══ STORED DATA ══

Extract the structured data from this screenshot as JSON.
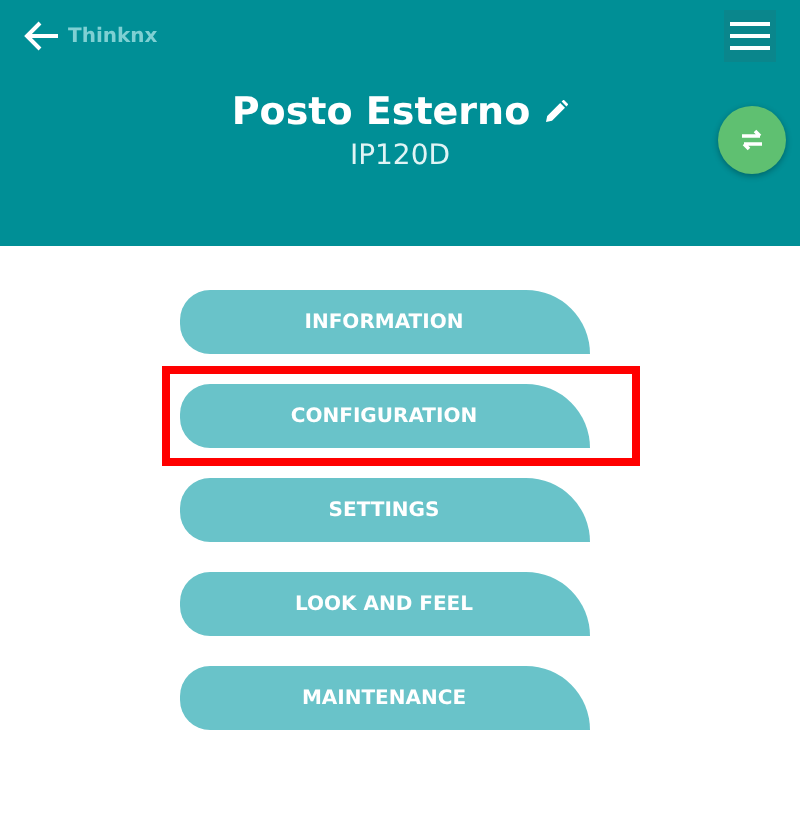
{
  "header": {
    "back_label": "Thinknx",
    "title": "Posto Esterno",
    "subtitle": "IP120D"
  },
  "menu": [
    {
      "label": "INFORMATION",
      "highlighted": false
    },
    {
      "label": "CONFIGURATION",
      "highlighted": true
    },
    {
      "label": "SETTINGS",
      "highlighted": false
    },
    {
      "label": "LOOK AND FEEL",
      "highlighted": false
    },
    {
      "label": "MAINTENANCE",
      "highlighted": false
    }
  ]
}
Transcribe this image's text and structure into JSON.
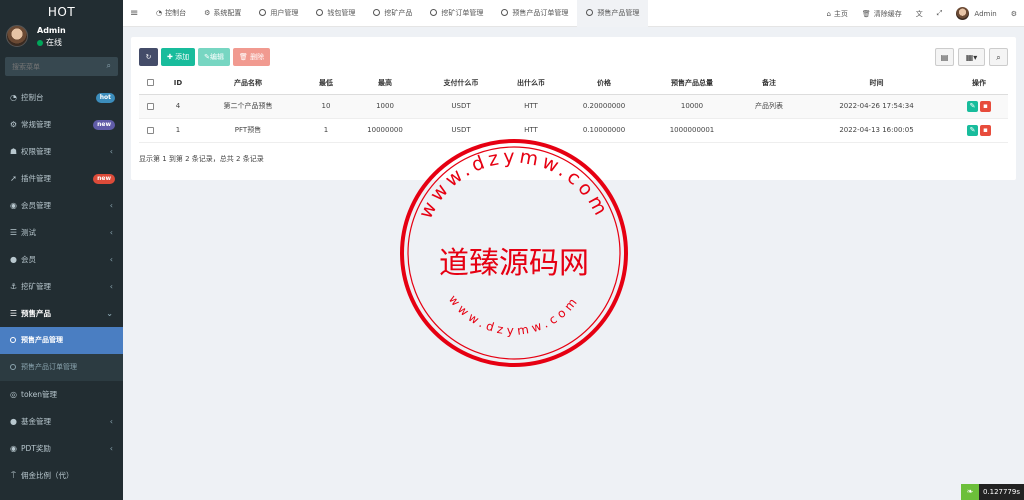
{
  "app": {
    "logo": "HOT"
  },
  "user": {
    "name": "Admin",
    "status": "在线"
  },
  "search": {
    "placeholder": "搜索菜单"
  },
  "sidebar": {
    "items": [
      {
        "label": "控制台",
        "badge": "hot"
      },
      {
        "label": "常规管理",
        "badge": "new"
      },
      {
        "label": "权限管理",
        "chevron": "‹"
      },
      {
        "label": "插件管理",
        "badge": "new"
      },
      {
        "label": "会员管理",
        "chevron": "‹"
      },
      {
        "label": "测试",
        "chevron": "‹"
      },
      {
        "label": "会员",
        "chevron": "‹"
      },
      {
        "label": "挖矿管理",
        "chevron": "‹"
      },
      {
        "label": "预售产品",
        "chevron": "⌄"
      }
    ],
    "submenu": [
      {
        "label": "预售产品管理"
      },
      {
        "label": "预售产品订单管理"
      }
    ],
    "items_after": [
      {
        "label": "token管理"
      },
      {
        "label": "基金管理",
        "chevron": "‹"
      },
      {
        "label": "PDT奖励",
        "chevron": "‹"
      },
      {
        "label": "佣金比例（代）"
      }
    ]
  },
  "tabs": [
    {
      "label": "控制台"
    },
    {
      "label": "系统配置"
    },
    {
      "label": "用户管理"
    },
    {
      "label": "钱包管理"
    },
    {
      "label": "挖矿产品"
    },
    {
      "label": "挖矿订单管理"
    },
    {
      "label": "预售产品订单管理"
    },
    {
      "label": "预售产品管理"
    }
  ],
  "topright": {
    "home": "主页",
    "clear_cache": "清除缓存",
    "user": "Admin"
  },
  "toolbar": {
    "add": "添加",
    "edit": "编辑",
    "delete": "删除"
  },
  "table": {
    "headers": [
      "ID",
      "产品名称",
      "最低",
      "最高",
      "支付什么币",
      "出什么币",
      "价格",
      "预售产品总量",
      "备注",
      "时间",
      "操作"
    ],
    "rows": [
      [
        "4",
        "第二个产品预售",
        "10",
        "1000",
        "USDT",
        "HTT",
        "0.20000000",
        "10000",
        "产品列表",
        "2022-04-26 17:54:34"
      ],
      [
        "1",
        "PFT预售",
        "1",
        "10000000",
        "USDT",
        "HTT",
        "0.10000000",
        "1000000001",
        "",
        "2022-04-13 16:00:05"
      ]
    ]
  },
  "pagination": {
    "info": "显示第 1 到第 2 条记录，总共 2 条记录"
  },
  "watermark": {
    "center": "道臻源码网",
    "top_arc": "www.dzymw.com",
    "bottom_arc": "www.dzymw.com",
    "color": "#e60012"
  },
  "trace": {
    "value": "0.127779s"
  },
  "colors": {
    "sidebar": "#222d32",
    "active": "#4a7ec2",
    "green": "#18bc9c",
    "red": "#e74c3c"
  }
}
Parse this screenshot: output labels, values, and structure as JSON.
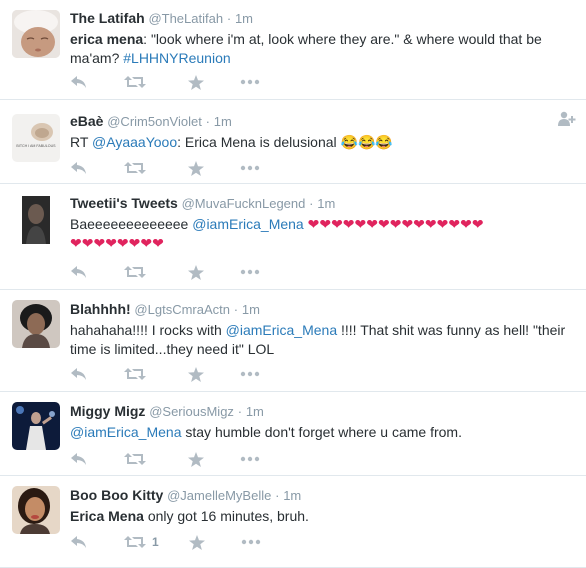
{
  "tweets": [
    {
      "name": "The Latifah",
      "handle": "@TheLatifah",
      "time": "1m",
      "text_bold": "erica mena",
      "text_1": ": \"look where i'm at, look where they are.\" & where would that be ma'am? ",
      "hashtag": "#LHHNYReunion",
      "retweet_count": ""
    },
    {
      "name": "eBaè",
      "handle": "@Crim5onViolet",
      "time": "1m",
      "rt_prefix": "RT ",
      "mention": "@AyaaaYooo",
      "text_1": ": Erica Mena is delusional ",
      "emoji": "😂😂😂",
      "avatar_caption": "BITCH I AM FABULOUS",
      "retweet_count": ""
    },
    {
      "name": "Tweetii's Tweets",
      "handle": "@MuvaFucknLegend",
      "time": "1m",
      "text_1": "Baeeeeeeeeeeeee ",
      "mention": "@iamErica_Mena",
      "hearts_line1": "❤❤❤❤❤❤❤❤❤❤❤❤❤❤❤",
      "hearts_line2": "❤❤❤❤❤❤❤❤",
      "retweet_count": ""
    },
    {
      "name": "Blahhhh!",
      "handle": "@LgtsCmraActn",
      "time": "1m",
      "text_1": "hahahaha!!!! I rocks with ",
      "mention": "@iamErica_Mena",
      "text_2": " !!!! That shit was funny as hell! \"their time is limited...they need it\" LOL",
      "retweet_count": ""
    },
    {
      "name": "Miggy Migz",
      "handle": "@SeriousMigz",
      "time": "1m",
      "mention": "@iamErica_Mena",
      "text_2": " stay humble don't forget where u came from.",
      "retweet_count": ""
    },
    {
      "name": "Boo Boo Kitty",
      "handle": "@JamelleMyBelle",
      "time": "1m",
      "text_bold": "Erica Mena",
      "text_1": " only got 16 minutes, bruh.",
      "retweet_count": "1"
    }
  ],
  "separator": "·",
  "icons": {
    "reply": "reply-icon",
    "retweet": "retweet-icon",
    "favorite": "star-icon",
    "more": "more-icon",
    "follow": "follow-icon"
  },
  "colors": {
    "link": "#2b7bb9",
    "muted": "#8899a6",
    "action": "#b1bbc3",
    "heart": "#e0245e",
    "border": "#e1e8ed"
  }
}
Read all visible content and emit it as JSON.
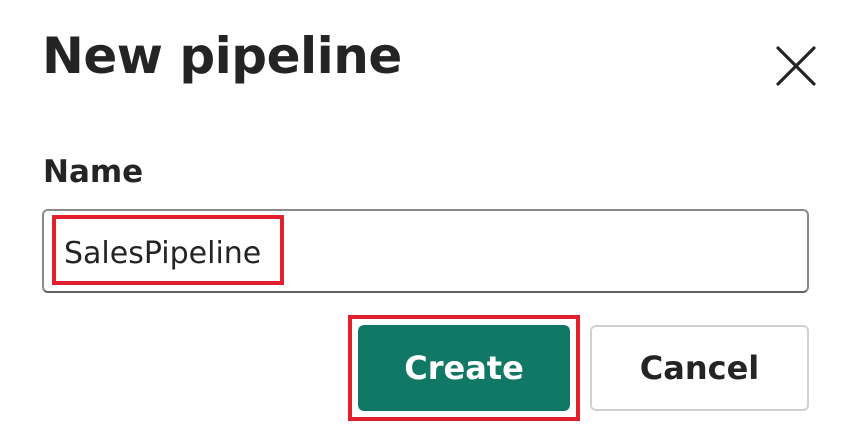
{
  "dialog": {
    "title": "New pipeline",
    "close_icon": "close-icon"
  },
  "form": {
    "name_label": "Name",
    "name_value": "SalesPipeline"
  },
  "actions": {
    "create_label": "Create",
    "cancel_label": "Cancel"
  },
  "colors": {
    "primary": "#117865",
    "highlight": "#e11f2d",
    "text": "#242424"
  }
}
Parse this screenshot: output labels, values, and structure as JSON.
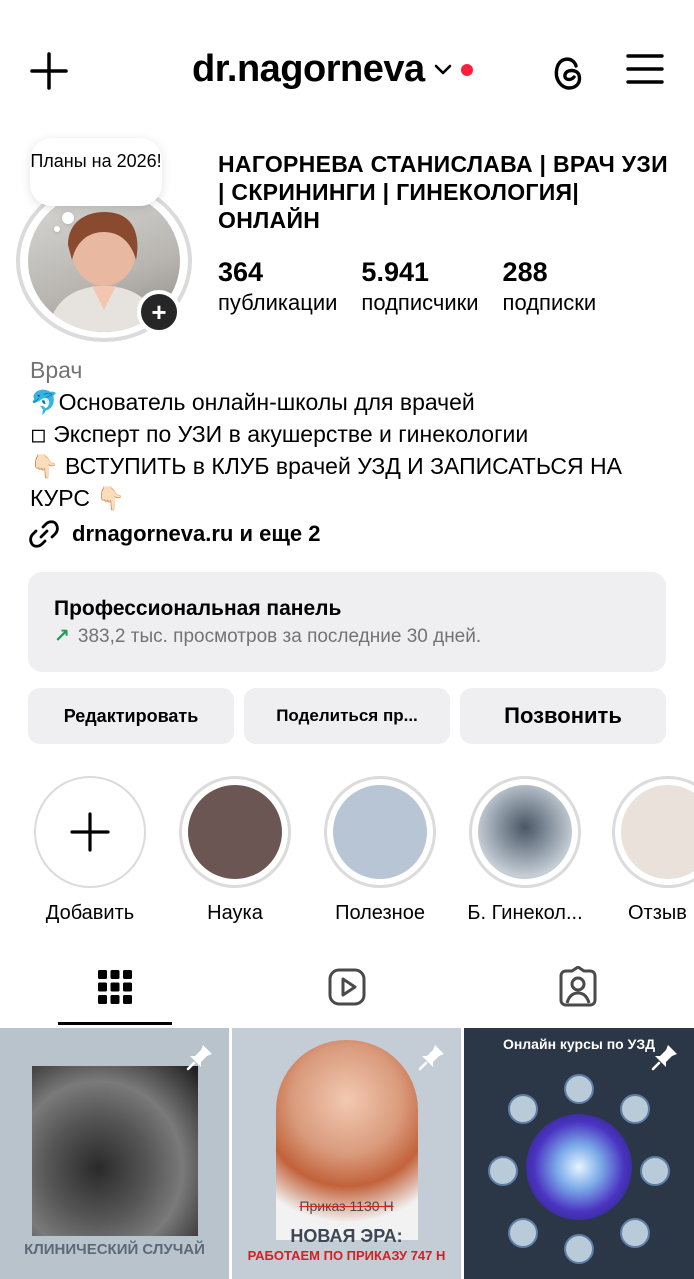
{
  "header": {
    "username": "dr.nagorneva"
  },
  "profile": {
    "note": "Планы на 2026!",
    "full_name": "НАГОРНЕВА СТАНИСЛАВА | ВРАЧ УЗИ | СКРИНИНГИ | ГИНЕКОЛОГИЯ| ОНЛАЙН",
    "stats": [
      {
        "value": "364",
        "label": "публикации"
      },
      {
        "value": "5.941",
        "label": "подписчики"
      },
      {
        "value": "288",
        "label": "подписки"
      }
    ],
    "category": "Врач",
    "bio_lines": [
      "🐬Основатель онлайн-школы для врачей",
      "◽ Эксперт по УЗИ в акушерстве и гинекологии",
      "👇🏻 ВСТУПИТЬ в КЛУБ врачей УЗД И ЗАПИСАТЬСЯ НА КУРС 👇🏻"
    ],
    "link": "drnagorneva.ru и еще 2"
  },
  "pro_panel": {
    "title": "Профессиональная панель",
    "subtitle": "383,2 тыс. просмотров за последние 30 дней."
  },
  "buttons": {
    "edit": "Редактировать",
    "share": "Поделиться пр...",
    "call": "Позвонить"
  },
  "highlights": [
    {
      "label": "Добавить",
      "color": "#ffffff"
    },
    {
      "label": "Наука",
      "color": "#6b5653"
    },
    {
      "label": "Полезное",
      "color": "#b8c5d4"
    },
    {
      "label": "Б. Гинекол...",
      "color": "#9aa6b2"
    },
    {
      "label": "Отзыв",
      "color": "#e9e1da"
    }
  ],
  "posts": [
    {
      "caption": "КЛИНИЧЕСКИЙ СЛУЧАЙ"
    },
    {
      "strike": "Приказ 1130 Н",
      "title": "НОВАЯ ЭРА:",
      "subtitle": "РАБОТАЕМ ПО ПРИКАЗУ 747 Н"
    },
    {
      "title": "Онлайн курсы по УЗД"
    }
  ],
  "colors": {
    "accent_dot": "#ff1f3d",
    "panel_bg": "#efeff1",
    "trend_green": "#1f9d55"
  }
}
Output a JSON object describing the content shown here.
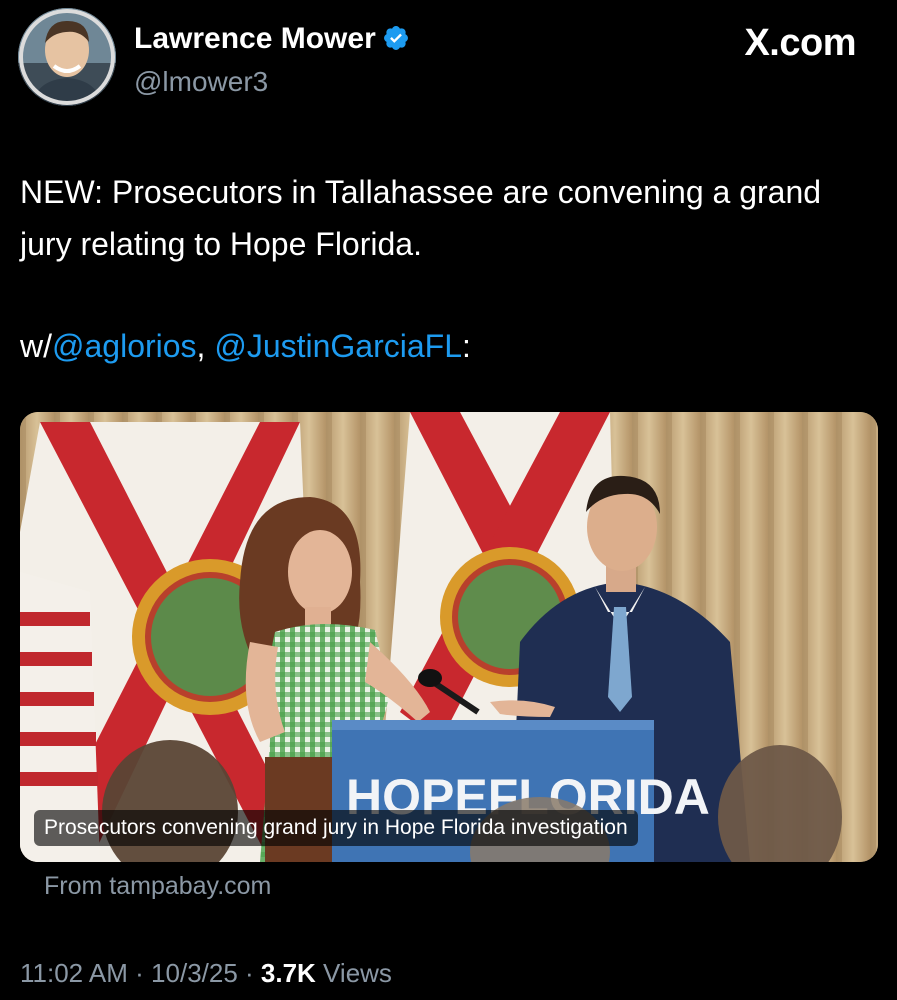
{
  "author": {
    "name": "Lawrence Mower",
    "handle": "@lmower3",
    "verified_icon": "verified-badge-icon"
  },
  "brand": {
    "site": "X.com"
  },
  "tweet": {
    "line1": "NEW: Prosecutors in Tallahassee are convening a grand jury relating to Hope Florida.",
    "mentions_prefix": "w/",
    "mention_1": "@aglorios",
    "separator": ", ",
    "mention_2": "@JustinGarciaFL",
    "suffix": ":"
  },
  "card": {
    "podium_sign": "HOPEFLORIDA",
    "caption": "Prosecutors convening grand jury in Hope Florida investigation",
    "source": "From tampabay.com"
  },
  "meta": {
    "time": "11:02 AM",
    "dot": " · ",
    "date": "10/3/25",
    "views_count": "3.7K",
    "views_label": " Views"
  },
  "colors": {
    "background": "#000000",
    "text": "#ffffff",
    "secondary": "#8b98a5",
    "link": "#1d9bf0",
    "verified": "#1d9bf0"
  }
}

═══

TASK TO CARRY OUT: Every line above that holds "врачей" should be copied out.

FINISHED TASK:
      "🐬Основатель онлайн-школы для врачей",
      "👇🏻 ВСТУПИТЬ в КЛУБ врачей УЗД И ЗАПИСАТЬСЯ НА КУРС 👇🏻"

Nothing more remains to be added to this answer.